Segment Start: Material supplied
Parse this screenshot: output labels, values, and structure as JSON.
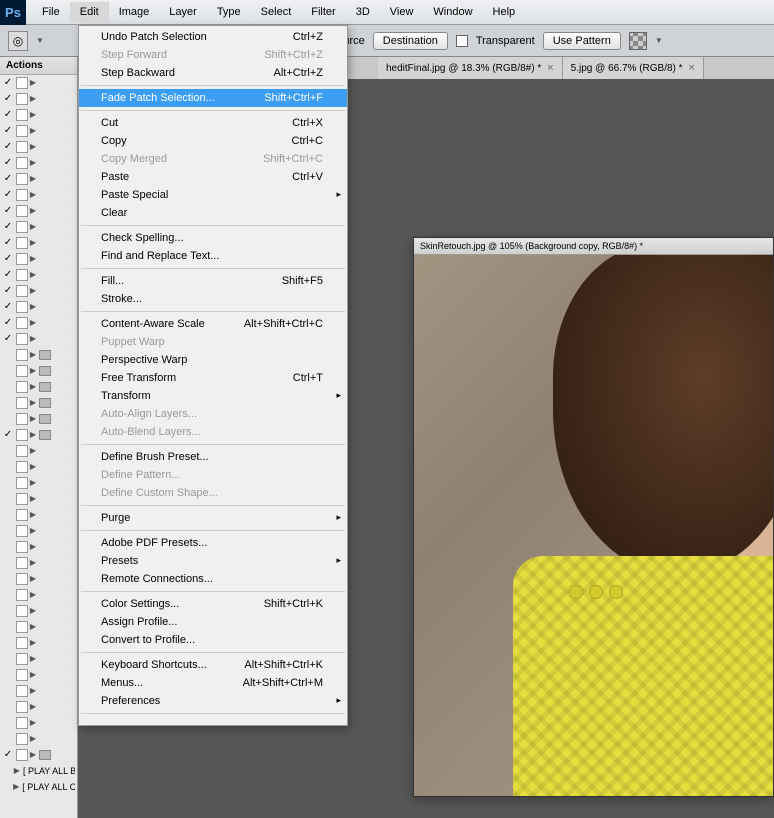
{
  "menubar": [
    "File",
    "Edit",
    "Image",
    "Layer",
    "Type",
    "Select",
    "Filter",
    "3D",
    "View",
    "Window",
    "Help"
  ],
  "active_menu": "Edit",
  "toolbar": {
    "source": "Source",
    "destination": "Destination",
    "transparent": "Transparent",
    "use_pattern": "Use Pattern"
  },
  "tabs": [
    {
      "label": "heditFinal.jpg @ 18.3% (RGB/8#) *"
    },
    {
      "label": "5.jpg @ 66.7% (RGB/8) *"
    }
  ],
  "doc_title": "SkinRetouch.jpg @ 105% (Background copy, RGB/8#) *",
  "actions_header": "Actions",
  "action_rows": [
    {
      "chk": true,
      "box": true,
      "arrow": true,
      "folder": false,
      "label": ""
    },
    {
      "chk": true,
      "box": true,
      "arrow": true,
      "folder": false,
      "label": ""
    },
    {
      "chk": true,
      "box": true,
      "arrow": true,
      "folder": false,
      "label": ""
    },
    {
      "chk": true,
      "box": true,
      "arrow": true,
      "folder": false,
      "label": ""
    },
    {
      "chk": true,
      "box": true,
      "arrow": true,
      "folder": false,
      "label": ""
    },
    {
      "chk": true,
      "box": true,
      "arrow": true,
      "folder": false,
      "label": ""
    },
    {
      "chk": true,
      "box": true,
      "arrow": true,
      "folder": false,
      "label": ""
    },
    {
      "chk": true,
      "box": true,
      "arrow": true,
      "folder": false,
      "label": ""
    },
    {
      "chk": true,
      "box": true,
      "arrow": true,
      "folder": false,
      "label": ""
    },
    {
      "chk": true,
      "box": true,
      "arrow": true,
      "folder": false,
      "label": ""
    },
    {
      "chk": true,
      "box": true,
      "arrow": true,
      "folder": false,
      "label": ""
    },
    {
      "chk": true,
      "box": true,
      "arrow": true,
      "folder": false,
      "label": ""
    },
    {
      "chk": true,
      "box": true,
      "arrow": true,
      "folder": false,
      "label": ""
    },
    {
      "chk": true,
      "box": true,
      "arrow": true,
      "folder": false,
      "label": ""
    },
    {
      "chk": true,
      "box": true,
      "arrow": true,
      "folder": false,
      "label": ""
    },
    {
      "chk": true,
      "box": true,
      "arrow": true,
      "folder": false,
      "label": ""
    },
    {
      "chk": true,
      "box": true,
      "arrow": true,
      "folder": false,
      "label": ""
    },
    {
      "chk": false,
      "box": true,
      "arrow": true,
      "folder": true,
      "label": ""
    },
    {
      "chk": false,
      "box": true,
      "arrow": true,
      "folder": true,
      "label": ""
    },
    {
      "chk": false,
      "box": true,
      "arrow": true,
      "folder": true,
      "label": ""
    },
    {
      "chk": false,
      "box": true,
      "arrow": true,
      "folder": true,
      "label": ""
    },
    {
      "chk": false,
      "box": true,
      "arrow": true,
      "folder": true,
      "label": ""
    },
    {
      "chk": true,
      "box": true,
      "arrow": true,
      "folder": true,
      "label": ""
    },
    {
      "chk": false,
      "box": true,
      "arrow": true,
      "folder": false,
      "label": ""
    },
    {
      "chk": false,
      "box": true,
      "arrow": true,
      "folder": false,
      "label": ""
    },
    {
      "chk": false,
      "box": true,
      "arrow": true,
      "folder": false,
      "label": ""
    },
    {
      "chk": false,
      "box": true,
      "arrow": true,
      "folder": false,
      "label": ""
    },
    {
      "chk": false,
      "box": true,
      "arrow": true,
      "folder": false,
      "label": ""
    },
    {
      "chk": false,
      "box": true,
      "arrow": true,
      "folder": false,
      "label": ""
    },
    {
      "chk": false,
      "box": true,
      "arrow": true,
      "folder": false,
      "label": ""
    },
    {
      "chk": false,
      "box": true,
      "arrow": true,
      "folder": false,
      "label": ""
    },
    {
      "chk": false,
      "box": true,
      "arrow": true,
      "folder": false,
      "label": ""
    },
    {
      "chk": false,
      "box": true,
      "arrow": true,
      "folder": false,
      "label": ""
    },
    {
      "chk": false,
      "box": true,
      "arrow": true,
      "folder": false,
      "label": ""
    },
    {
      "chk": false,
      "box": true,
      "arrow": true,
      "folder": false,
      "label": ""
    },
    {
      "chk": false,
      "box": true,
      "arrow": true,
      "folder": false,
      "label": ""
    },
    {
      "chk": false,
      "box": true,
      "arrow": true,
      "folder": false,
      "label": ""
    },
    {
      "chk": false,
      "box": true,
      "arrow": true,
      "folder": false,
      "label": ""
    },
    {
      "chk": false,
      "box": true,
      "arrow": true,
      "folder": false,
      "label": ""
    },
    {
      "chk": false,
      "box": true,
      "arrow": true,
      "folder": false,
      "label": ""
    },
    {
      "chk": false,
      "box": true,
      "arrow": true,
      "folder": false,
      "label": ""
    },
    {
      "chk": false,
      "box": true,
      "arrow": true,
      "folder": false,
      "label": ""
    },
    {
      "chk": true,
      "box": true,
      "arrow": true,
      "folder": true,
      "label": ""
    },
    {
      "chk": false,
      "box": false,
      "arrow": true,
      "folder": false,
      "label": "[ PLAY ALL B&W ACTIONS ]"
    },
    {
      "chk": false,
      "box": false,
      "arrow": true,
      "folder": false,
      "label": "[ PLAY ALL COLOR ACTION..."
    }
  ],
  "edit_menu": [
    {
      "label": "Undo Patch Selection",
      "sc": "Ctrl+Z",
      "enabled": true
    },
    {
      "label": "Step Forward",
      "sc": "Shift+Ctrl+Z",
      "enabled": false
    },
    {
      "label": "Step Backward",
      "sc": "Alt+Ctrl+Z",
      "enabled": true
    },
    {
      "sep": true
    },
    {
      "label": "Fade Patch Selection...",
      "sc": "Shift+Ctrl+F",
      "enabled": true,
      "selected": true
    },
    {
      "sep": true
    },
    {
      "label": "Cut",
      "sc": "Ctrl+X",
      "enabled": true
    },
    {
      "label": "Copy",
      "sc": "Ctrl+C",
      "enabled": true
    },
    {
      "label": "Copy Merged",
      "sc": "Shift+Ctrl+C",
      "enabled": false
    },
    {
      "label": "Paste",
      "sc": "Ctrl+V",
      "enabled": true
    },
    {
      "label": "Paste Special",
      "sc": "",
      "enabled": true,
      "submenu": true
    },
    {
      "label": "Clear",
      "sc": "",
      "enabled": true
    },
    {
      "sep": true
    },
    {
      "label": "Check Spelling...",
      "sc": "",
      "enabled": true
    },
    {
      "label": "Find and Replace Text...",
      "sc": "",
      "enabled": true
    },
    {
      "sep": true
    },
    {
      "label": "Fill...",
      "sc": "Shift+F5",
      "enabled": true
    },
    {
      "label": "Stroke...",
      "sc": "",
      "enabled": true
    },
    {
      "sep": true
    },
    {
      "label": "Content-Aware Scale",
      "sc": "Alt+Shift+Ctrl+C",
      "enabled": true
    },
    {
      "label": "Puppet Warp",
      "sc": "",
      "enabled": false
    },
    {
      "label": "Perspective Warp",
      "sc": "",
      "enabled": true
    },
    {
      "label": "Free Transform",
      "sc": "Ctrl+T",
      "enabled": true
    },
    {
      "label": "Transform",
      "sc": "",
      "enabled": true,
      "submenu": true
    },
    {
      "label": "Auto-Align Layers...",
      "sc": "",
      "enabled": false
    },
    {
      "label": "Auto-Blend Layers...",
      "sc": "",
      "enabled": false
    },
    {
      "sep": true
    },
    {
      "label": "Define Brush Preset...",
      "sc": "",
      "enabled": true
    },
    {
      "label": "Define Pattern...",
      "sc": "",
      "enabled": false
    },
    {
      "label": "Define Custom Shape...",
      "sc": "",
      "enabled": false
    },
    {
      "sep": true
    },
    {
      "label": "Purge",
      "sc": "",
      "enabled": true,
      "submenu": true
    },
    {
      "sep": true
    },
    {
      "label": "Adobe PDF Presets...",
      "sc": "",
      "enabled": true
    },
    {
      "label": "Presets",
      "sc": "",
      "enabled": true,
      "submenu": true
    },
    {
      "label": "Remote Connections...",
      "sc": "",
      "enabled": true
    },
    {
      "sep": true
    },
    {
      "label": "Color Settings...",
      "sc": "Shift+Ctrl+K",
      "enabled": true
    },
    {
      "label": "Assign Profile...",
      "sc": "",
      "enabled": true
    },
    {
      "label": "Convert to Profile...",
      "sc": "",
      "enabled": true
    },
    {
      "sep": true
    },
    {
      "label": "Keyboard Shortcuts...",
      "sc": "Alt+Shift+Ctrl+K",
      "enabled": true
    },
    {
      "label": "Menus...",
      "sc": "Alt+Shift+Ctrl+M",
      "enabled": true
    },
    {
      "label": "Preferences",
      "sc": "",
      "enabled": true,
      "submenu": true
    },
    {
      "sep": true
    },
    {
      "label": "",
      "sc": "",
      "enabled": false
    }
  ]
}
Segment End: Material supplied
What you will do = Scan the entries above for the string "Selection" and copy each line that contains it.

Output below =
      "label": "Undo Patch Selection",
      "label": "Fade Patch Selection...",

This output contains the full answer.